Expect study

Unfortunately, pregnancies are not always without complications. Although complications are treatable in some cases, prevention is better than cure. It is therefore useful if an obstetrician or gynecologist can make a good assessment of the possible risks at the start of pregnancy.

Early risk selection in pregnant women can be improved by applying risk models. In the Expect study I, we selected all existing risk models that predict the individual risk of preeclampsia, gestational diabetes, growth disorder or spontaneous preterm birth based on maternal characteristics and blood pressure from the medical literature. We then investigated whether these models perform sufficiently in the Dutch population.
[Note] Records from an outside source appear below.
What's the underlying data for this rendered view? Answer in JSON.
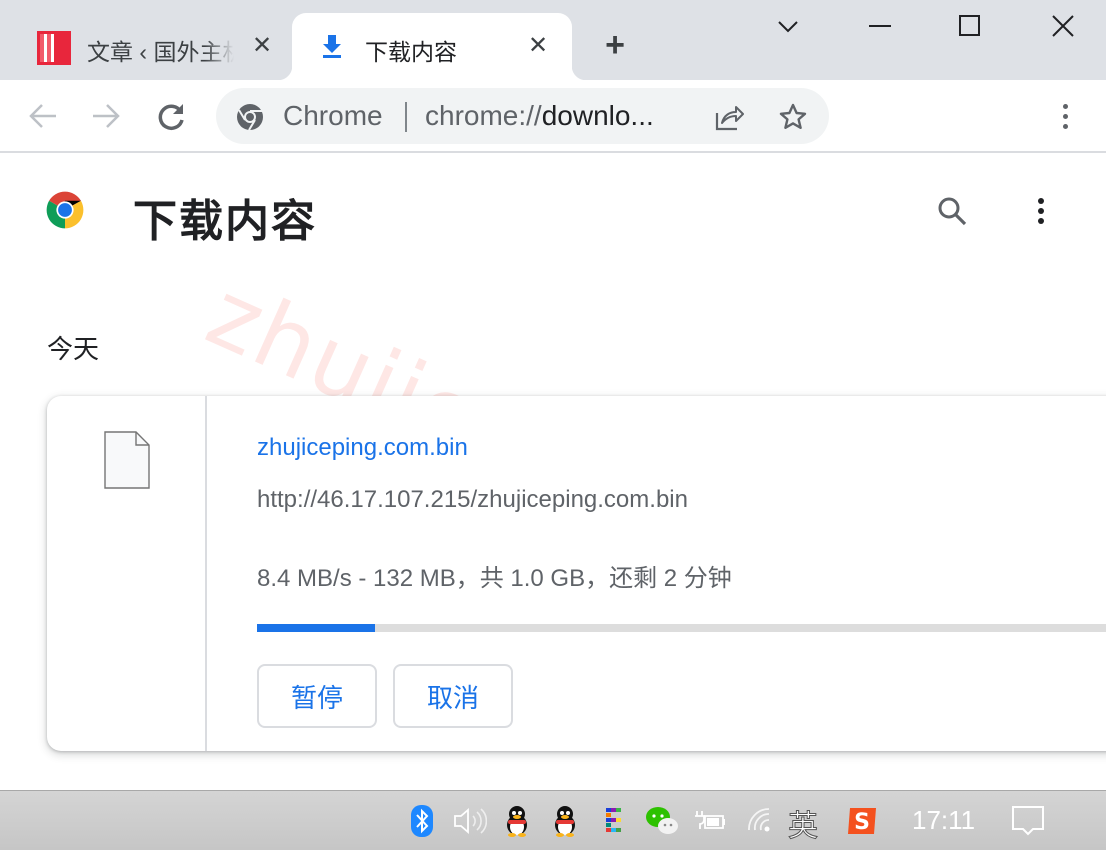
{
  "browser": {
    "tabs": [
      {
        "title": "文章 ‹ 国外主机",
        "favicon": "site-logo-icon",
        "active": false
      },
      {
        "title": "下载内容",
        "favicon": "download-icon",
        "active": true
      }
    ],
    "new_tab_label": "+",
    "window_controls": [
      "tab-search-icon",
      "minimize-icon",
      "maximize-icon",
      "close-icon"
    ]
  },
  "toolbar": {
    "chip_label": "Chrome",
    "url_scheme": "chrome://",
    "url_host": "downlo...",
    "icons": [
      "back-icon",
      "forward-icon",
      "reload-icon",
      "share-icon",
      "bookmark-star-icon",
      "menu-icon"
    ]
  },
  "page": {
    "title": "下载内容",
    "section_date": "今天",
    "watermark": "zhujiceping.com",
    "download": {
      "file_name": "zhujiceping.com.bin",
      "url": "http://46.17.107.215/zhujiceping.com.bin",
      "status": "8.4 MB/s - 132 MB，共 1.0 GB，还剩 2 分钟",
      "progress_fraction": 0.13,
      "buttons": {
        "pause": "暂停",
        "cancel": "取消"
      }
    }
  },
  "taskbar": {
    "tray_icons": [
      "bluetooth-icon",
      "volume-icon",
      "qq-icon",
      "qq-icon",
      "app-grid-icon",
      "wechat-icon",
      "power-icon",
      "wifi-icon",
      "ime-indicator",
      "sogou-icon",
      "notification-icon"
    ],
    "ime_label": "英",
    "clock": "17:11"
  },
  "colors": {
    "accent": "#1a73e8",
    "tabstrip_bg": "#dee1e6",
    "progress_track": "#dddddd",
    "watermark": "#f44336"
  }
}
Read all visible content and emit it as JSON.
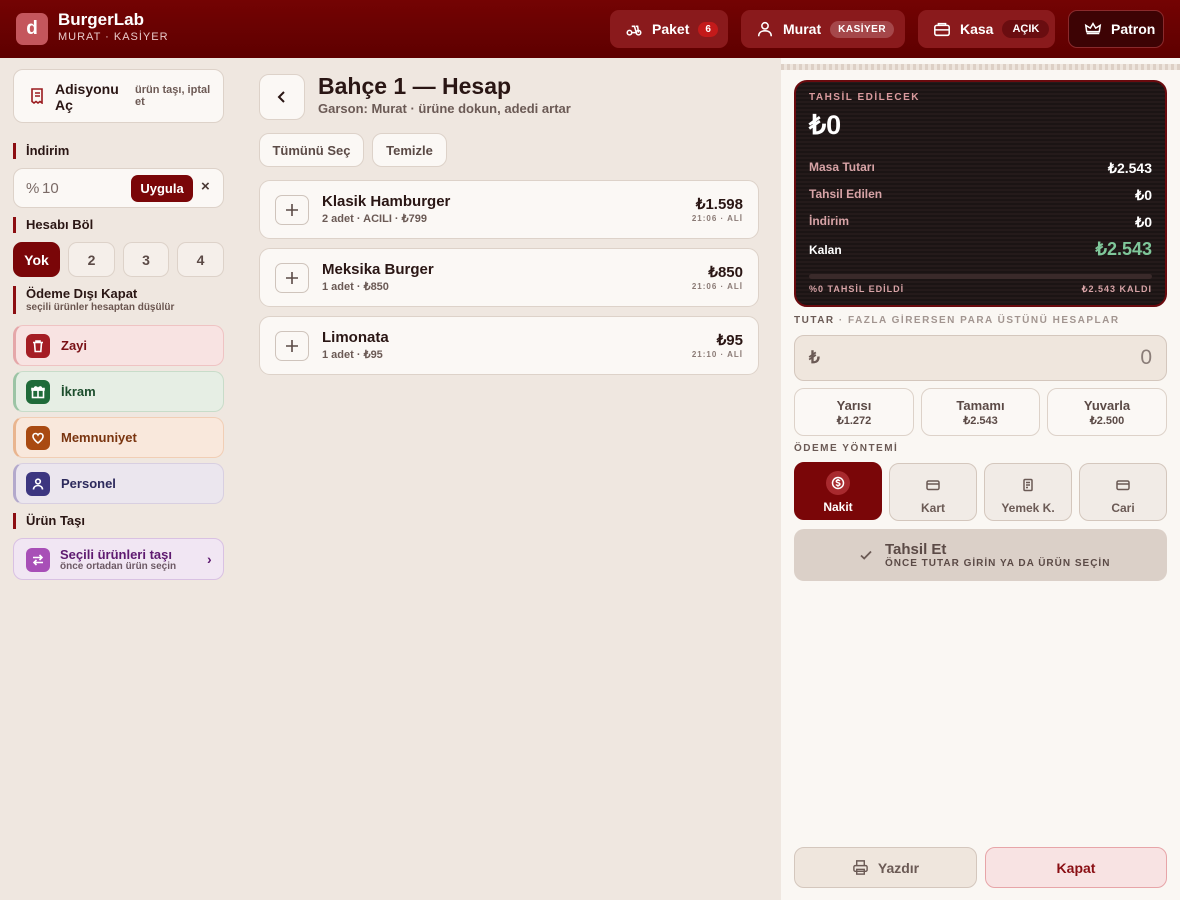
{
  "header": {
    "logo_letter": "d",
    "brand": "BurgerLab",
    "subtitle": "MURAT · KASİYER",
    "paket": {
      "label": "Paket",
      "count": "6"
    },
    "user": {
      "label": "Murat",
      "role": "KASİYER"
    },
    "kasa": {
      "label": "Kasa",
      "status": "AÇIK"
    },
    "patron": {
      "label": "Patron"
    }
  },
  "left": {
    "adisyon": {
      "label": "Adisyonu Aç",
      "sub": "ürün taşı, iptal et"
    },
    "discount": {
      "title": "İndirim",
      "prefix": "%",
      "value": "10",
      "apply": "Uygula",
      "clear": "×"
    },
    "split": {
      "title": "Hesabı Böl",
      "options": [
        "Yok",
        "2",
        "3",
        "4"
      ]
    },
    "off_payment": {
      "title": "Ödeme Dışı Kapat",
      "sub": "seçili ürünler hesaptan düşülür",
      "items": [
        {
          "label": "Zayi",
          "icon": "trash-icon"
        },
        {
          "label": "İkram",
          "icon": "gift-icon"
        },
        {
          "label": "Memnuniyet",
          "icon": "heart-icon"
        },
        {
          "label": "Personel",
          "icon": "person-icon"
        }
      ]
    },
    "move": {
      "title": "Ürün Taşı",
      "label": "Seçili ürünleri taşı",
      "sub": "önce ortadan ürün seçin",
      "chevron": "›"
    }
  },
  "main": {
    "title": "Bahçe 1 — Hesap",
    "subtitle": "Garson: Murat · ürüne dokun, adedi artar",
    "select_all": "Tümünü Seç",
    "clear": "Temizle",
    "items": [
      {
        "name": "Klasik Hamburger",
        "detail": "2 adet · ACILI · ₺799",
        "price": "₺1.598",
        "time": "21:06 · ALİ"
      },
      {
        "name": "Meksika Burger",
        "detail": "1 adet · ₺850",
        "price": "₺850",
        "time": "21:06 · ALİ"
      },
      {
        "name": "Limonata",
        "detail": "1 adet · ₺95",
        "price": "₺95",
        "time": "21:10 · ALİ"
      }
    ]
  },
  "right": {
    "card": {
      "label": "TAHSİL EDİLECEK",
      "amount": "₺0",
      "rows": [
        {
          "k": "Masa Tutarı",
          "v": "₺2.543"
        },
        {
          "k": "Tahsil Edilen",
          "v": "₺0"
        },
        {
          "k": "İndirim",
          "v": "₺0"
        },
        {
          "k": "Kalan",
          "v": "₺2.543"
        }
      ],
      "progress_fraction": 0,
      "footer_left": "%0 TAHSİL EDİLDİ",
      "footer_right": "₺2.543 KALDI"
    },
    "amount_caption": "TUTAR",
    "amount_hint": "· FAZLA GİRERSEN PARA ÜSTÜNÜ HESAPLAR",
    "amount_symbol": "₺",
    "amount_value": "0",
    "quick": [
      {
        "label": "Yarısı",
        "value": "₺1.272"
      },
      {
        "label": "Tamamı",
        "value": "₺2.543"
      },
      {
        "label": "Yuvarla",
        "value": "₺2.500"
      }
    ],
    "method_caption": "ÖDEME YÖNTEMİ",
    "methods": [
      "Nakit",
      "Kart",
      "Yemek K.",
      "Cari"
    ],
    "collect": {
      "label": "Tahsil Et",
      "sub": "ÖNCE TUTAR GİRİN YA DA ÜRÜN SEÇİN"
    },
    "print": "Yazdır",
    "close": "Kapat"
  },
  "colors": {
    "brand": "#6a0000",
    "accent_green": "#7fc79a"
  }
}
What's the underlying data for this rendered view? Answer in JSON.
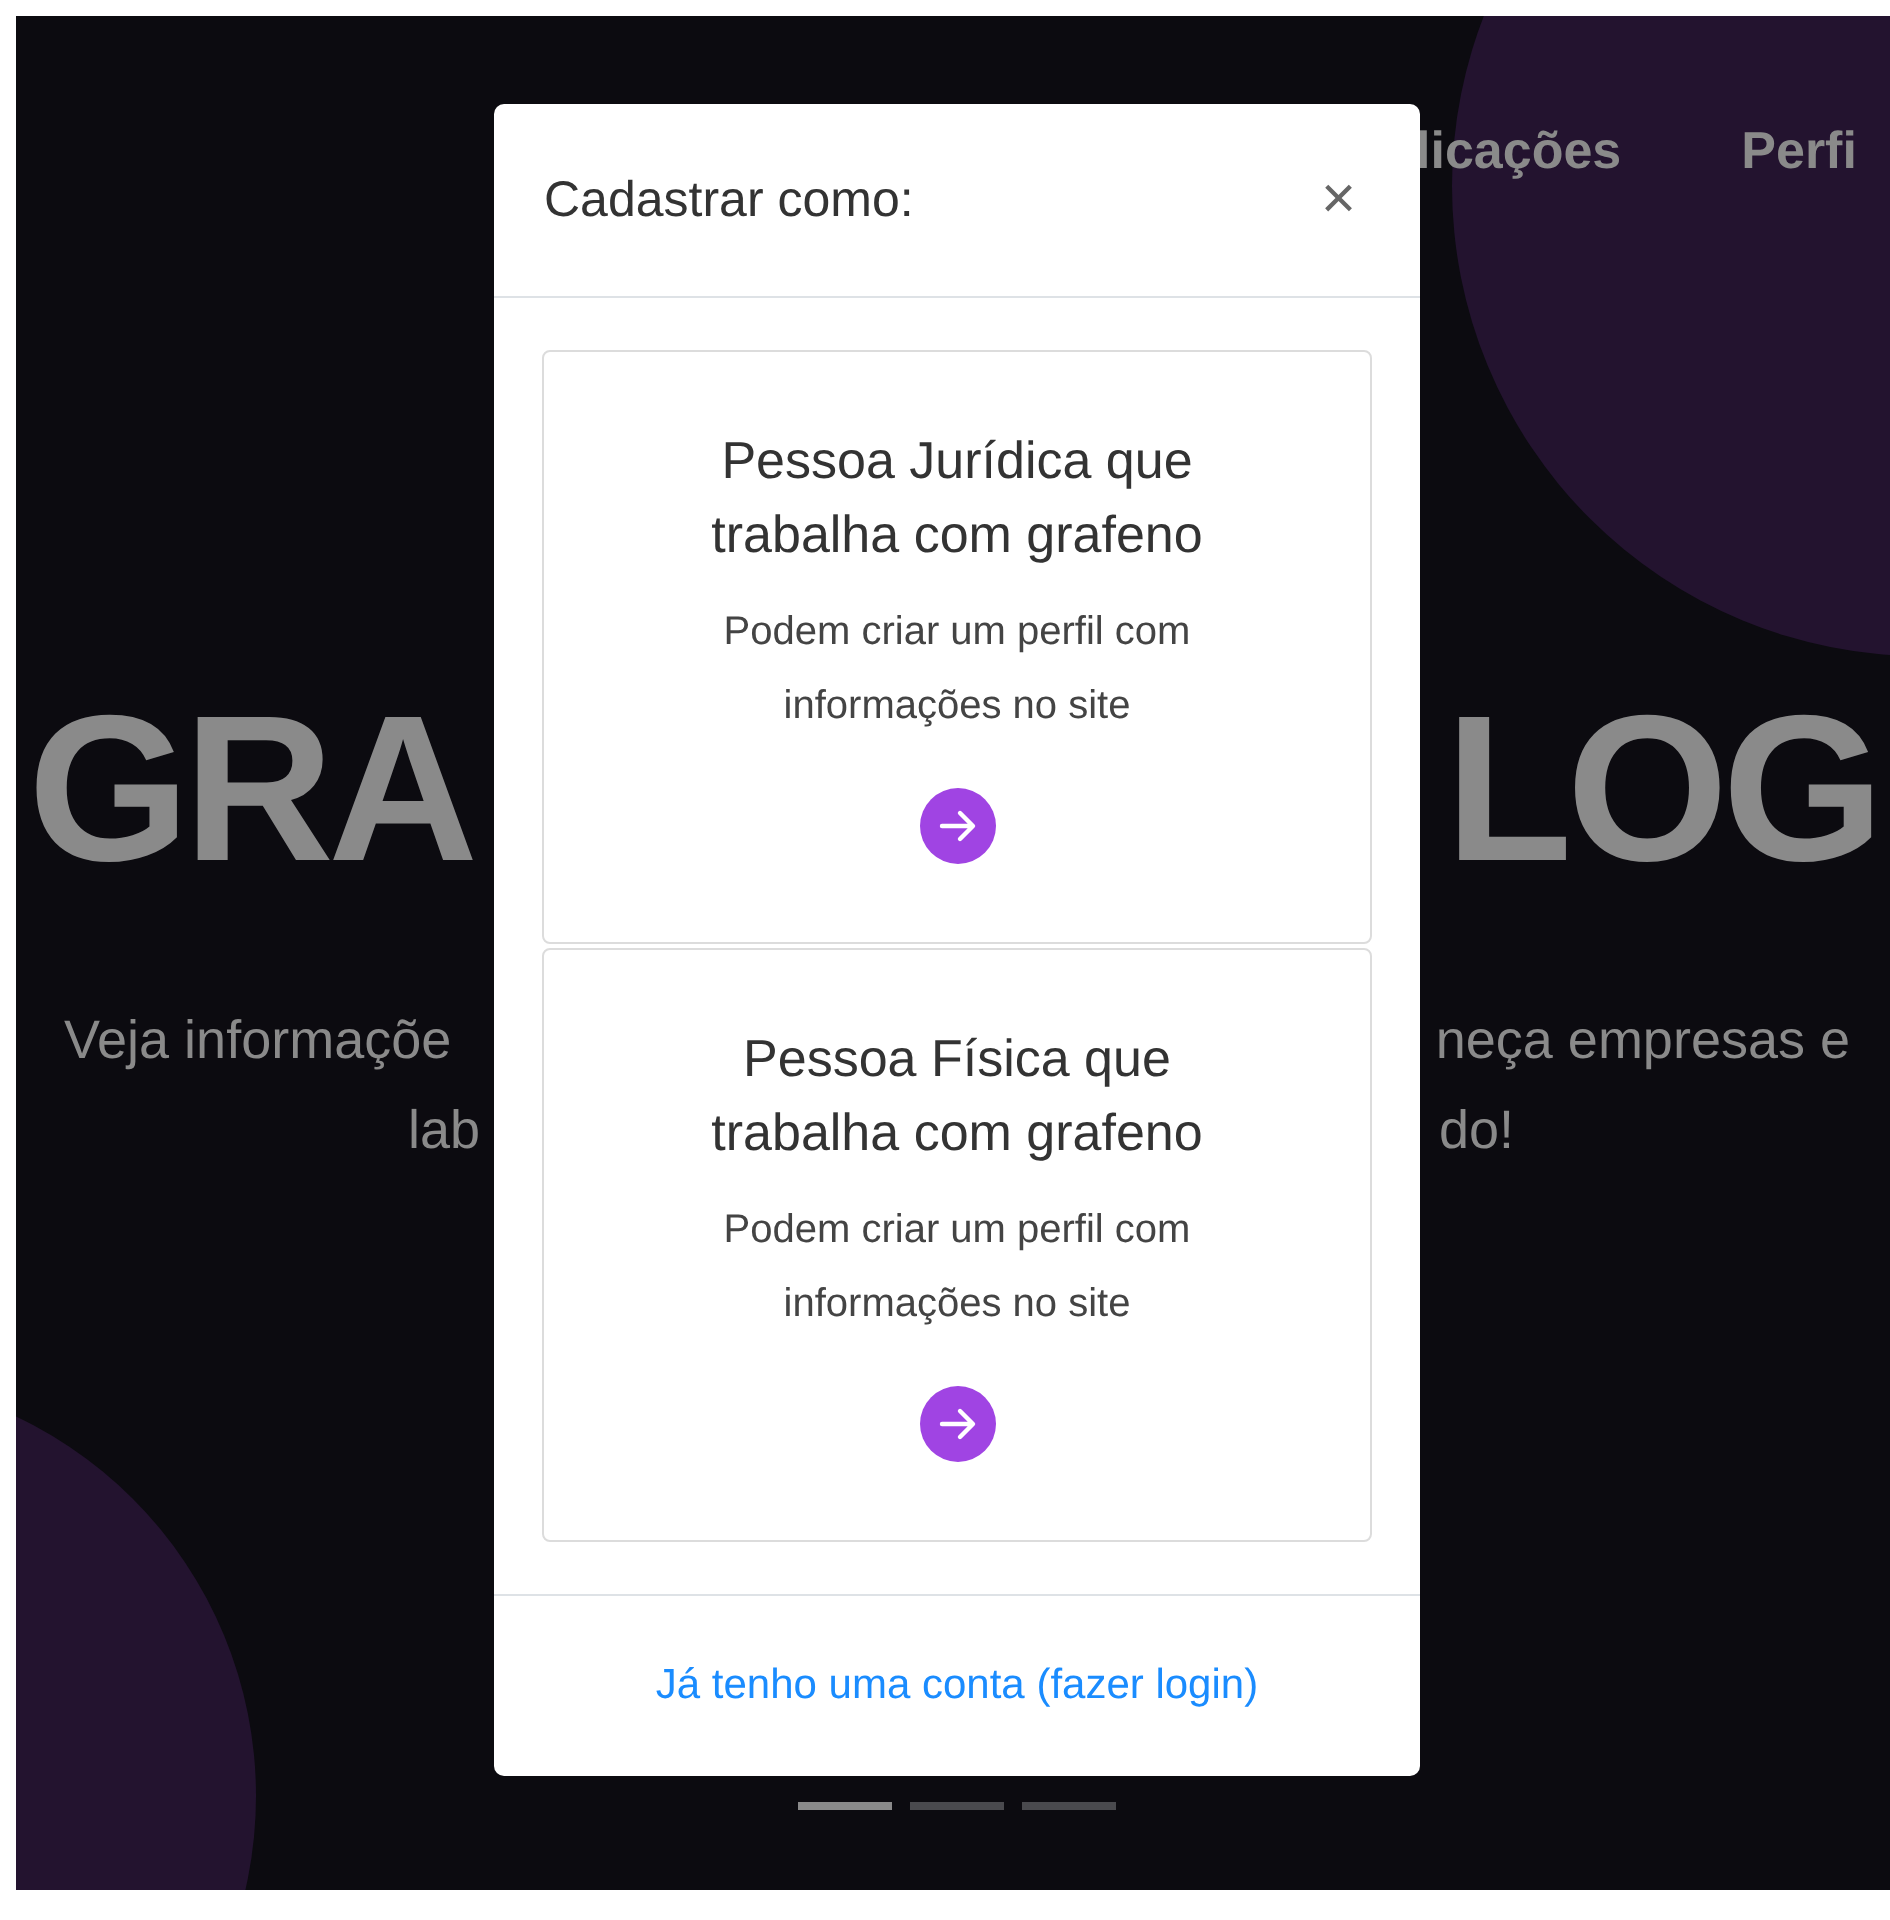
{
  "nav": [
    {
      "label": "licações"
    },
    {
      "label": "Perfi"
    }
  ],
  "hero": {
    "title_left": "GRA",
    "title_right": "LOG",
    "subtitle_line1_left": "Veja informaçõe",
    "subtitle_line1_right": "neça empresas e",
    "subtitle_line2_left": "lab",
    "subtitle_line2_right": "do!"
  },
  "modal": {
    "title": "Cadastrar como:",
    "close": "×",
    "options": [
      {
        "title": "Pessoa Jurídica que trabalha com grafeno",
        "description": "Podem criar um perfil com informações no site"
      },
      {
        "title": "Pessoa Física que trabalha com grafeno",
        "description": "Podem criar um perfil com informações no site"
      }
    ],
    "footer_link": "Já tenho uma conta (fazer login)"
  },
  "carousel_indicators": [
    {
      "selected": true
    },
    {
      "selected": false
    },
    {
      "selected": false
    }
  ]
}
A total of 2614 pregnant women in the province of Limburg participated in the study. The models for preeclampsia, gestational diabetes and an oversized child showed a useful predictive power. For the complications of growth retardation and spontaneous preterm birth, the models performed insufficiently. 

In the Expect study II, models for estimation of the risk of preeclampsia or gestational diabetes have been applied in maternity care in combination with care pathways tailored to the personal risk. The results show that the models have been widely used. Additional advice and measures have been widely discussed and applied in a significant group of women. The research shows that more healthy babies were born during the application of the new birth care, especially among women who were pregnant for the first time. In addition, the new birth care has led to a significant cost reduction of an average of €2,700 per pregnancy.

Some publications of the Expect study

External Validation Study of First Trimester Obstetric Prediction Models (Expect Study I): Research Protocol and Population Characteristics
Studieprotocol Expect study I.

Implementation and Effects of Risk-Dependent Obstetric Carin the Netherlands (Expect Study II): Protocol for an impact Study
Study protocol Expect study II.

Calcium intake from diet and supplement use during early pregnancy: the Expect study I
This article analyzes women's calcium intake during the first weeks of pregnancy. Both diet and supplement use are considered.

External validation and clinical usefulness of first trimester prediction models for small- and large-for-gestational-age infants: a prospective cohort study
External validation of prediction models that predict the chance of having a child with a very low or a very high birth weight early in pregnancy.

External Validation and Clinical Usefulness of First Trimester Prediction Models for the Risk of Preeclampsia: A Prospective Cohort Study
External validation of prediction models that predict the risk of preeclampsia early in pregnancy.

Prediction models for the risk of spontaneous preterm birth based on maternal characteristics: a systematic review and independent external validation
A systematic review and also external validation of prediction models that try to predict spontaneous preterm birth using information from the pregnant woman. External validation is used to determine to what extent the globally published calculation models are reliable for the Dutch population. A conscious choice was made for calculation models that use information that is already present in the medical file, or can be easily obtained, such as age, height and origin.

Should women be advised to use calcium supplements during pregnancy? A decision analysis
This article maps the impact of various strategies to advise pregnant women calcium supplementation (calcium tablets) on the prevention of preeclampsia and associated costs.